[Opening Records provided section]
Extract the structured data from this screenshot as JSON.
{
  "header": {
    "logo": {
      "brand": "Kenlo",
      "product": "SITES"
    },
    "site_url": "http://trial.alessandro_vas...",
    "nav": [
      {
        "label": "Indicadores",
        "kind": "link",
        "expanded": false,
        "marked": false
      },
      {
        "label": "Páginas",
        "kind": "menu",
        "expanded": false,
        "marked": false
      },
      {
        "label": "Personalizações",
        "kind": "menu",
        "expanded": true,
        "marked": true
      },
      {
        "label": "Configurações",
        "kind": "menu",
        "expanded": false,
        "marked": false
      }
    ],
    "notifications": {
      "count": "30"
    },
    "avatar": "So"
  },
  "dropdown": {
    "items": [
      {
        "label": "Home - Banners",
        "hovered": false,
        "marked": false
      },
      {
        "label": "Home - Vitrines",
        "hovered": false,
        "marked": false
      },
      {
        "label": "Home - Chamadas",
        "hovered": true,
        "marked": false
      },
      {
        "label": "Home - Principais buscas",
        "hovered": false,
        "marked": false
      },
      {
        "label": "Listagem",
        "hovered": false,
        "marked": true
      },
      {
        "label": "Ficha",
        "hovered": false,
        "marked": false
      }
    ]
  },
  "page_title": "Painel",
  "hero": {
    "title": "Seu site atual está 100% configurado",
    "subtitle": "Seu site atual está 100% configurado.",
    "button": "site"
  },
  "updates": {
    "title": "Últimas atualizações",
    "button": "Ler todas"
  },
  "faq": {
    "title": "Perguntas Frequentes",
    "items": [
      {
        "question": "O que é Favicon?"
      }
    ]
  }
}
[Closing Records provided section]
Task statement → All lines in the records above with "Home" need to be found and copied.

Solution below →
        "label": "Home - Banners",
        "label": "Home - Vitrines",
        "label": "Home - Chamadas",
        "label": "Home - Principais buscas",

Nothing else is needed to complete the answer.